**Exercise aim:** Repeat the listing below in full, exactly as it stands.

**Provided entries:**
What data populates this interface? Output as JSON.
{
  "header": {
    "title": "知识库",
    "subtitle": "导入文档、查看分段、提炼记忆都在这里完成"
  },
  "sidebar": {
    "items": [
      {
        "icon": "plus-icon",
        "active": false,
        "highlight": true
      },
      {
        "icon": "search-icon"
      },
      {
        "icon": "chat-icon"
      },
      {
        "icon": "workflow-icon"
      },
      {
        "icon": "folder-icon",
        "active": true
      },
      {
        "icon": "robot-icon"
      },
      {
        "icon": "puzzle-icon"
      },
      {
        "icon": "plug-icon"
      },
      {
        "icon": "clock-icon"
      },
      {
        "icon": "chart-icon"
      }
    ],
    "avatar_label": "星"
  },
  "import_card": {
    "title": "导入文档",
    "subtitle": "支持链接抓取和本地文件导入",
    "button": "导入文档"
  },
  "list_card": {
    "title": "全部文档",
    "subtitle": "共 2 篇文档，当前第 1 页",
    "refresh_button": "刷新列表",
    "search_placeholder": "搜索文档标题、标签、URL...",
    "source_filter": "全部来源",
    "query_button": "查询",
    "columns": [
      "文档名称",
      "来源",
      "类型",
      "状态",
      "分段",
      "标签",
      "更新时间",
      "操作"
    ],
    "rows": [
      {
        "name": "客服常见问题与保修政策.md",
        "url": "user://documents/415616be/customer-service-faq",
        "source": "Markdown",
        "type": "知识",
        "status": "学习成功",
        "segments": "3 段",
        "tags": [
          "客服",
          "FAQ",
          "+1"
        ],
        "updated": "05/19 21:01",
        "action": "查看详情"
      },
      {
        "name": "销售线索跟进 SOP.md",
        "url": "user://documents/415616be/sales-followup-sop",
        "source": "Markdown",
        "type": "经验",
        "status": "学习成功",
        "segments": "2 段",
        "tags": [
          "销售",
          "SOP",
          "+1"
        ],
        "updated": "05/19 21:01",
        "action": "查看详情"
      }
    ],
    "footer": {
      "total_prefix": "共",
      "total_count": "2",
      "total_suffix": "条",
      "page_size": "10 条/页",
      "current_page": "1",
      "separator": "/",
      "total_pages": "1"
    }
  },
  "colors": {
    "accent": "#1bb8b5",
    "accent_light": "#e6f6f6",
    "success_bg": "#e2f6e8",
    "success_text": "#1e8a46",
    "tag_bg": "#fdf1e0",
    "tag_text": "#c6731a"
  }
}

**Solution:**
What data populates this interface? Output as JSON.
{
  "header": {
    "title": "知识库",
    "subtitle": "导入文档、查看分段、提炼记忆都在这里完成"
  },
  "sidebar": {
    "items": [
      {
        "icon": "plus-icon",
        "active": false,
        "highlight": true
      },
      {
        "icon": "search-icon"
      },
      {
        "icon": "chat-icon"
      },
      {
        "icon": "workflow-icon"
      },
      {
        "icon": "folder-icon",
        "active": true
      },
      {
        "icon": "robot-icon"
      },
      {
        "icon": "puzzle-icon"
      },
      {
        "icon": "plug-icon"
      },
      {
        "icon": "clock-icon"
      },
      {
        "icon": "chart-icon"
      }
    ],
    "avatar_label": "星"
  },
  "import_card": {
    "title": "导入文档",
    "subtitle": "支持链接抓取和本地文件导入",
    "button": "导入文档"
  },
  "list_card": {
    "title": "全部文档",
    "subtitle": "共 2 篇文档，当前第 1 页",
    "refresh_button": "刷新列表",
    "search_placeholder": "搜索文档标题、标签、URL...",
    "source_filter": "全部来源",
    "query_button": "查询",
    "columns": [
      "文档名称",
      "来源",
      "类型",
      "状态",
      "分段",
      "标签",
      "更新时间",
      "操作"
    ],
    "rows": [
      {
        "name": "客服常见问题与保修政策.md",
        "url": "user://documents/415616be/customer-service-faq",
        "source": "Markdown",
        "type": "知识",
        "status": "学习成功",
        "segments": "3 段",
        "tags": [
          "客服",
          "FAQ",
          "+1"
        ],
        "updated": "05/19 21:01",
        "action": "查看详情"
      },
      {
        "name": "销售线索跟进 SOP.md",
        "url": "user://documents/415616be/sales-followup-sop",
        "source": "Markdown",
        "type": "经验",
        "status": "学习成功",
        "segments": "2 段",
        "tags": [
          "销售",
          "SOP",
          "+1"
        ],
        "updated": "05/19 21:01",
        "action": "查看详情"
      }
    ],
    "footer": {
      "total_prefix": "共",
      "total_count": "2",
      "total_suffix": "条",
      "page_size": "10 条/页",
      "current_page": "1",
      "separator": "/",
      "total_pages": "1"
    }
  },
  "colors": {
    "accent": "#1bb8b5",
    "accent_light": "#e6f6f6",
    "success_bg": "#e2f6e8",
    "success_text": "#1e8a46",
    "tag_bg": "#fdf1e0",
    "tag_text": "#c6731a"
  }
}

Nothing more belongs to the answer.